Provided data:
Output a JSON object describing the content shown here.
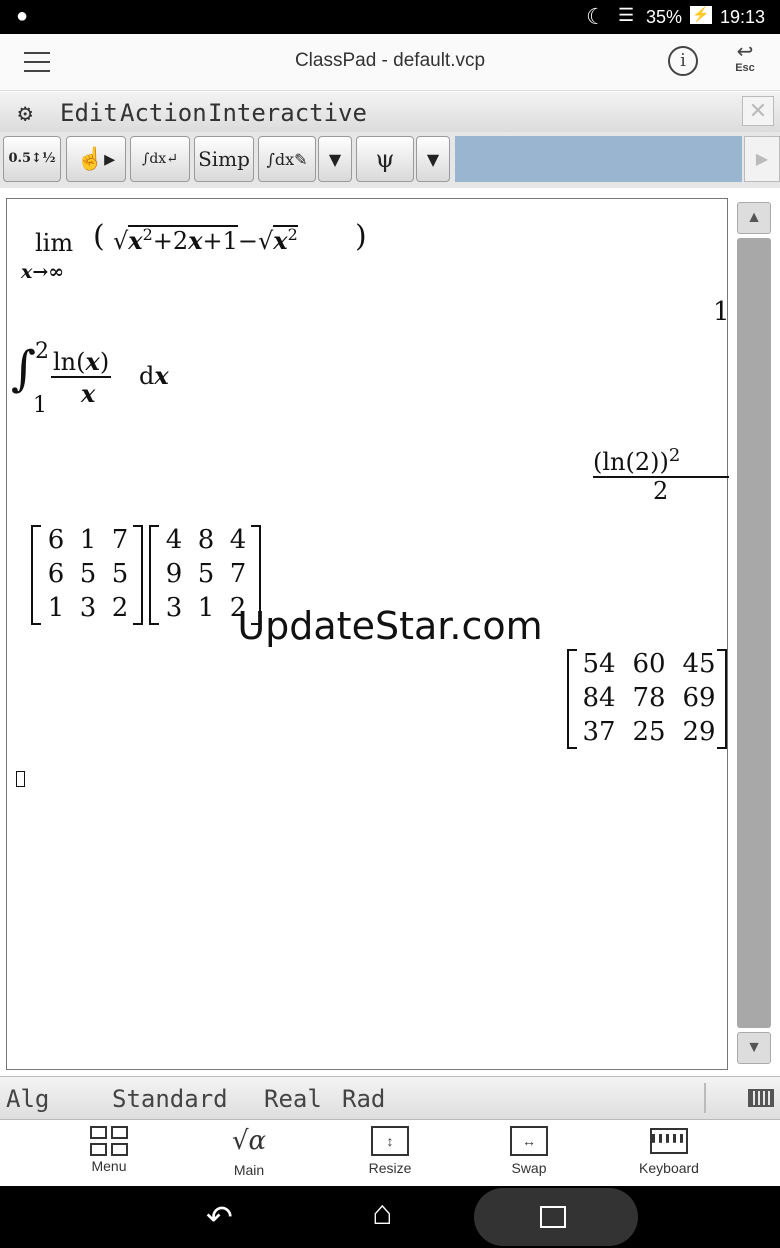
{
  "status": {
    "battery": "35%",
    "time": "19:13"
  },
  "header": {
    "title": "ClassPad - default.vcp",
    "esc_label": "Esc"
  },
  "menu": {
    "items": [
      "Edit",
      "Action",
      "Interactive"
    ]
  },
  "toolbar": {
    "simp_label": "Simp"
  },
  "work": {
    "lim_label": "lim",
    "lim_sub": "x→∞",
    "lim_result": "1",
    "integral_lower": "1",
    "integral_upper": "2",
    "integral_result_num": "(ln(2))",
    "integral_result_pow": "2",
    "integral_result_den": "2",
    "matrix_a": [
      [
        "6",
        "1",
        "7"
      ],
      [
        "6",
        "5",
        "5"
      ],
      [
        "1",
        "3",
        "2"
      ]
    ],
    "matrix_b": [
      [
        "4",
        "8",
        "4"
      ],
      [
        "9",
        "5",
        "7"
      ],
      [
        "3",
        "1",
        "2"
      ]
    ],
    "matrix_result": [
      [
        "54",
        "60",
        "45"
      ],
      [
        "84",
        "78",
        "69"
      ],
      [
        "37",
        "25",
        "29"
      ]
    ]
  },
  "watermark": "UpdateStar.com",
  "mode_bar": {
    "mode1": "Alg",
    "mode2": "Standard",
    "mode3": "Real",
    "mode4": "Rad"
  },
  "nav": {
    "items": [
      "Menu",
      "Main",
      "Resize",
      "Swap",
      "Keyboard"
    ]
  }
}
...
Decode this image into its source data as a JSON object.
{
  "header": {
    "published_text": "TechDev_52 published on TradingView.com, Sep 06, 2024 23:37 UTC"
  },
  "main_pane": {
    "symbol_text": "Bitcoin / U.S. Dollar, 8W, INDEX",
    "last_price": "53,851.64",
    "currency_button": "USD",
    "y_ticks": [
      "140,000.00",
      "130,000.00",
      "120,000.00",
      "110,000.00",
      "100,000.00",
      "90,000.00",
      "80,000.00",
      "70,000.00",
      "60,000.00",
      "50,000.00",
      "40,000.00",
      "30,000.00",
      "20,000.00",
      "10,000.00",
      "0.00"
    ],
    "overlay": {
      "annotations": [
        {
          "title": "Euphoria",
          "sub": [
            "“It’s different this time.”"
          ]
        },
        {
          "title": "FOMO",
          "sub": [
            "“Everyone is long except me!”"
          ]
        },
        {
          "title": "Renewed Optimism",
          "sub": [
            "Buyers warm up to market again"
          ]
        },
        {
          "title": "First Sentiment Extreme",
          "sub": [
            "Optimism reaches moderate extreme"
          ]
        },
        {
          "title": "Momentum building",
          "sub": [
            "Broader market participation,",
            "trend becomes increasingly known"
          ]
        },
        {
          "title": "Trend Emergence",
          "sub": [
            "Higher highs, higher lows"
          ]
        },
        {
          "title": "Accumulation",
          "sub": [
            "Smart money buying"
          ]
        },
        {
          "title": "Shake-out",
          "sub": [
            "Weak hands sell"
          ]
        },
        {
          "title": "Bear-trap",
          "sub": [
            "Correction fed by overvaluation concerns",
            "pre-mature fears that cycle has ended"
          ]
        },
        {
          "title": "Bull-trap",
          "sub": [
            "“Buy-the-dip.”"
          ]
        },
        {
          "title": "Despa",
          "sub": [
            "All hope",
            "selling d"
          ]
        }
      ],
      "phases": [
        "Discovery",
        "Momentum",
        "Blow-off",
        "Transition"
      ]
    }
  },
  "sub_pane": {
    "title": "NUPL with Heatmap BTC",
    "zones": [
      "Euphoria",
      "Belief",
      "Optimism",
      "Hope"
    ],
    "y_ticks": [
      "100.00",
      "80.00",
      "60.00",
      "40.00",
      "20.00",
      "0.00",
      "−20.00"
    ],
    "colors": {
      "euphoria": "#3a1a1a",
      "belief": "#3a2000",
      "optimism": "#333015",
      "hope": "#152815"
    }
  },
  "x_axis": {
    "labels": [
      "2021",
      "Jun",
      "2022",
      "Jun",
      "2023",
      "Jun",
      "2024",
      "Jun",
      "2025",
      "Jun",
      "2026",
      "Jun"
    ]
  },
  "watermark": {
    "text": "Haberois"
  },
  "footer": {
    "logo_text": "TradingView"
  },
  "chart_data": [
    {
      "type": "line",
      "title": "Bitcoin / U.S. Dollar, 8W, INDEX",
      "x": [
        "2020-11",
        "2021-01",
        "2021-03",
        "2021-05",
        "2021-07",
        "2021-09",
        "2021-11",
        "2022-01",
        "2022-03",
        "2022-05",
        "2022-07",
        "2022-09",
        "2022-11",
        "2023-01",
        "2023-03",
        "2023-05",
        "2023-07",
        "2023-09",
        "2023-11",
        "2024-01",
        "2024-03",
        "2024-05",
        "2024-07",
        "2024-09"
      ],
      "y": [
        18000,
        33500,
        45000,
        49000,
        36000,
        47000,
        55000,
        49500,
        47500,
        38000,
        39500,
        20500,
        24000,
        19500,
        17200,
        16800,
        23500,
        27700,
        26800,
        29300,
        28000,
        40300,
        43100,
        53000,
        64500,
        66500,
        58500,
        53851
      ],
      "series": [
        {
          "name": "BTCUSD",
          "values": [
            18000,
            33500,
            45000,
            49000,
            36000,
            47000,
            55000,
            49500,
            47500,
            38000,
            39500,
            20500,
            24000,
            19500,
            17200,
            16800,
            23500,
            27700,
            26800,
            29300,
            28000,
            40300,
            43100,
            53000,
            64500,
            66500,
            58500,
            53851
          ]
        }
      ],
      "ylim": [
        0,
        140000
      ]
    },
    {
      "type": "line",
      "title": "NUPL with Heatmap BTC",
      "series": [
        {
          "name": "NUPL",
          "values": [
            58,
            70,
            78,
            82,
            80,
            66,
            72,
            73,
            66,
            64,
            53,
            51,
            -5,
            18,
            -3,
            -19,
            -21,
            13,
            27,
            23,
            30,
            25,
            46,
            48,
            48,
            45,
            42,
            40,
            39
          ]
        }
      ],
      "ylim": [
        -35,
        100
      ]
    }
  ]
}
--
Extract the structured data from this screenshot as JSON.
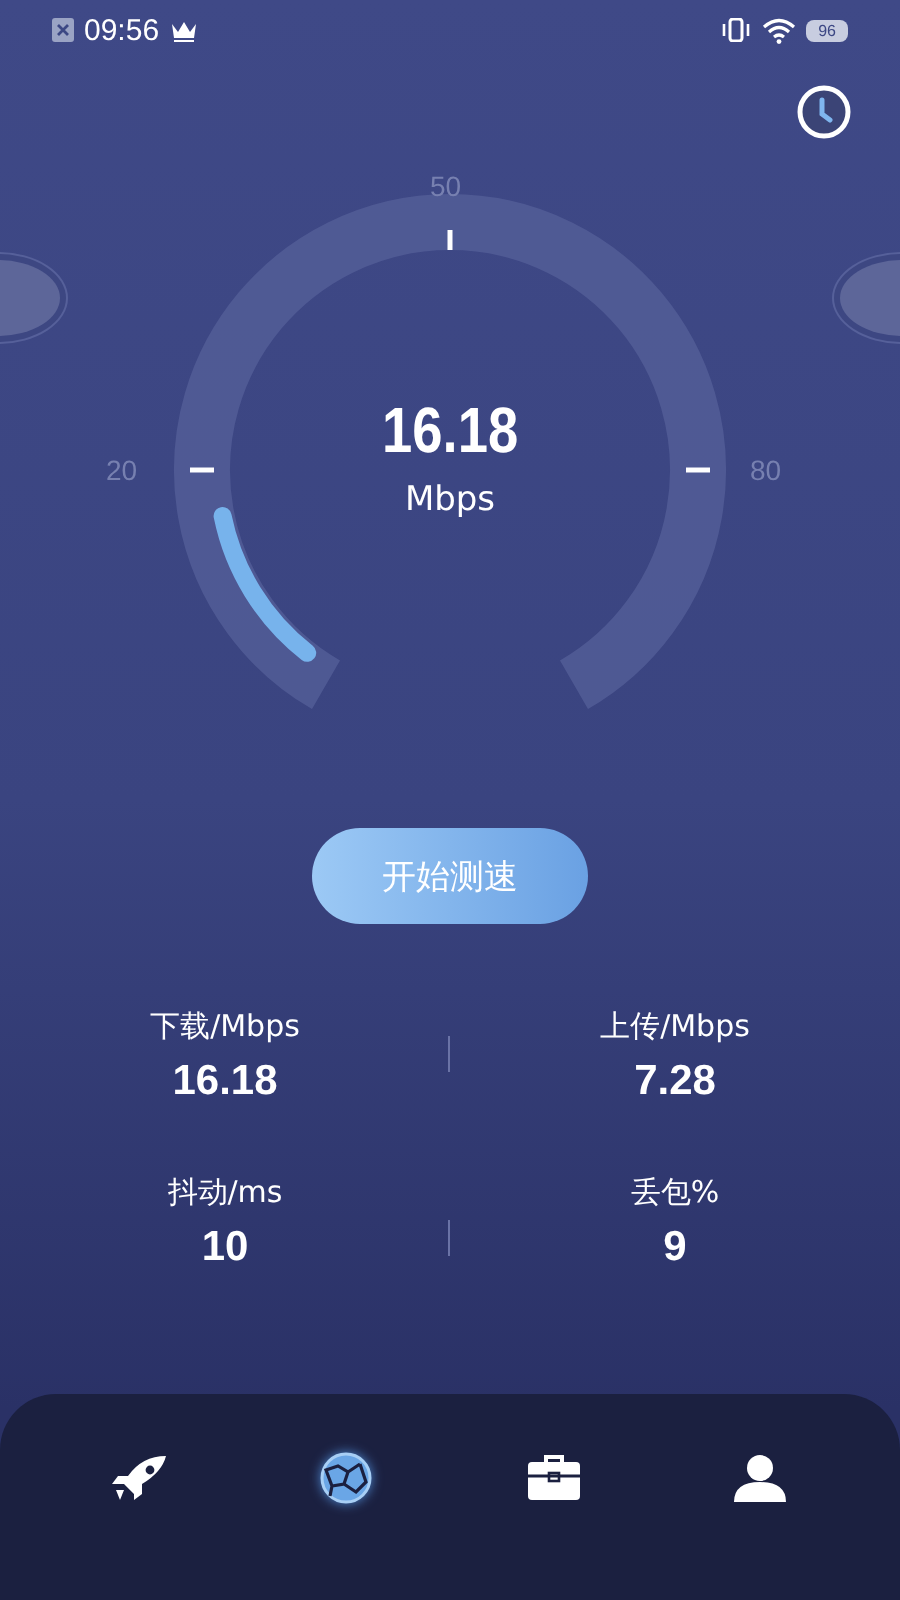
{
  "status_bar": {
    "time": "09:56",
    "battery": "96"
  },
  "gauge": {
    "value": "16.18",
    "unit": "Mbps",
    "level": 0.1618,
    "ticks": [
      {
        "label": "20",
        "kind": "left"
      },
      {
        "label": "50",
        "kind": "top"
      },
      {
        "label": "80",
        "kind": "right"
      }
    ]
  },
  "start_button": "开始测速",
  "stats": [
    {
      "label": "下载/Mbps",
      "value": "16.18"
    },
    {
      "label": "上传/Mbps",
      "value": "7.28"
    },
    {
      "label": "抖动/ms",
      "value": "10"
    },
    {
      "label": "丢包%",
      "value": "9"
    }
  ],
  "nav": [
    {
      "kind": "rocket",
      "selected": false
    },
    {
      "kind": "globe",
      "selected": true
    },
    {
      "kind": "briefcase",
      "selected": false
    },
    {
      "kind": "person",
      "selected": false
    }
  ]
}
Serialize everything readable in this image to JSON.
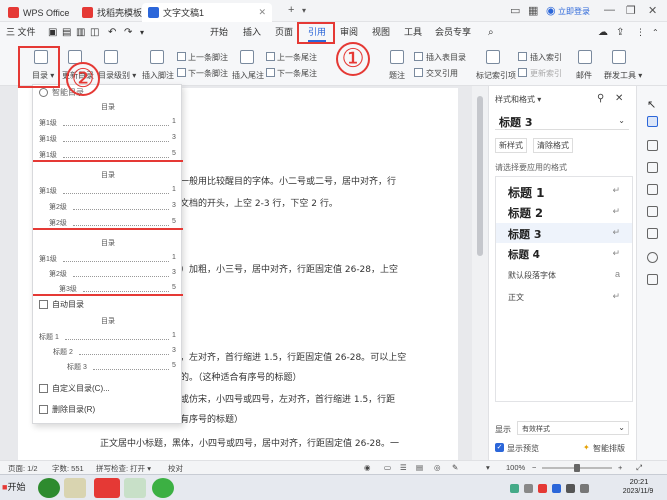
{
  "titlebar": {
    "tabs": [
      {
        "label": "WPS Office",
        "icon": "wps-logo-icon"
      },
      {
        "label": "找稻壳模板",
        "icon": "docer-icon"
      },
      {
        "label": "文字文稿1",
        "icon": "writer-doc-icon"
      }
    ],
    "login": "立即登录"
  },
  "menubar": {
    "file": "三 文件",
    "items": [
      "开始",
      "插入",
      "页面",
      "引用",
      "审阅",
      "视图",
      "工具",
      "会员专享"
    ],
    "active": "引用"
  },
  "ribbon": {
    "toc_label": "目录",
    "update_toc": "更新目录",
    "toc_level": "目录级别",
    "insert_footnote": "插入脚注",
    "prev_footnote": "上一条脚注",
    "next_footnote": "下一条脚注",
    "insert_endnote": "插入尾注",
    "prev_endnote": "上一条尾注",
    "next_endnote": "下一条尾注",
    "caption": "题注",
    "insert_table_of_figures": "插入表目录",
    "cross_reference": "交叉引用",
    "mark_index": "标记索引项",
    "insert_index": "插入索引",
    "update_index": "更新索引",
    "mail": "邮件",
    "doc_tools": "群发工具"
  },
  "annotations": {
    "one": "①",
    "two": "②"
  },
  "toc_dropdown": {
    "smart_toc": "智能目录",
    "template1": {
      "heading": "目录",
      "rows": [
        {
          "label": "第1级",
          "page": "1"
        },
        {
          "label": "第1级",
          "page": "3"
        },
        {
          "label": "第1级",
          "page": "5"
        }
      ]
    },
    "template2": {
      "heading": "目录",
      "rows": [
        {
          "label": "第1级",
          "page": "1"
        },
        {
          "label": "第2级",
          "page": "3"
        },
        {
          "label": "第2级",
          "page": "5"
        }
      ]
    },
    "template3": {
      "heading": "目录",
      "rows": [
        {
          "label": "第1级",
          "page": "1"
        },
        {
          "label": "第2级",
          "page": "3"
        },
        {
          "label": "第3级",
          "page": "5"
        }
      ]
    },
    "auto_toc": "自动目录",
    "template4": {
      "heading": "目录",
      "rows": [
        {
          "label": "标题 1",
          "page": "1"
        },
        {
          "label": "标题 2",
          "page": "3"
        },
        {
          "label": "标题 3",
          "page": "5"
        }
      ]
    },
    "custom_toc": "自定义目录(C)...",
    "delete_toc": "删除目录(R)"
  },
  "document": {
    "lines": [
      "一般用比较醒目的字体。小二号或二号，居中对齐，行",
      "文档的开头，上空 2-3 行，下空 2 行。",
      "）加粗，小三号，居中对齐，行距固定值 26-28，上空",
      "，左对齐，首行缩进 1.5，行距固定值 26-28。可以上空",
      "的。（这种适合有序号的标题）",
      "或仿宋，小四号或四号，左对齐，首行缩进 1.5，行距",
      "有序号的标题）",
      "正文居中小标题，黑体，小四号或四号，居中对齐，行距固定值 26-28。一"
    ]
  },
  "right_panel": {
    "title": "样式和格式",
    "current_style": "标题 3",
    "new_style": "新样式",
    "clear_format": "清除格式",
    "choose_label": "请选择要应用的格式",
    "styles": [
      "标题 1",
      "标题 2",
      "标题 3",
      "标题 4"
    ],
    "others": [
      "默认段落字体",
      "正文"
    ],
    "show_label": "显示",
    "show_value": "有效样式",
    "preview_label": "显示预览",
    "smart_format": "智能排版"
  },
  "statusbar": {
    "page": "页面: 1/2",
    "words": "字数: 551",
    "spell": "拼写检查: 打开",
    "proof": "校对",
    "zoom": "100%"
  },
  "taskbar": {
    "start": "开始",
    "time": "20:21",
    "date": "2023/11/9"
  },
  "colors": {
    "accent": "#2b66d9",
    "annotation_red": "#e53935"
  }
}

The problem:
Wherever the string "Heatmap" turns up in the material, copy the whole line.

Answer section:
    "title": "NUPL with Heatmap BTC",
      "title": "NUPL with Heatmap BTC",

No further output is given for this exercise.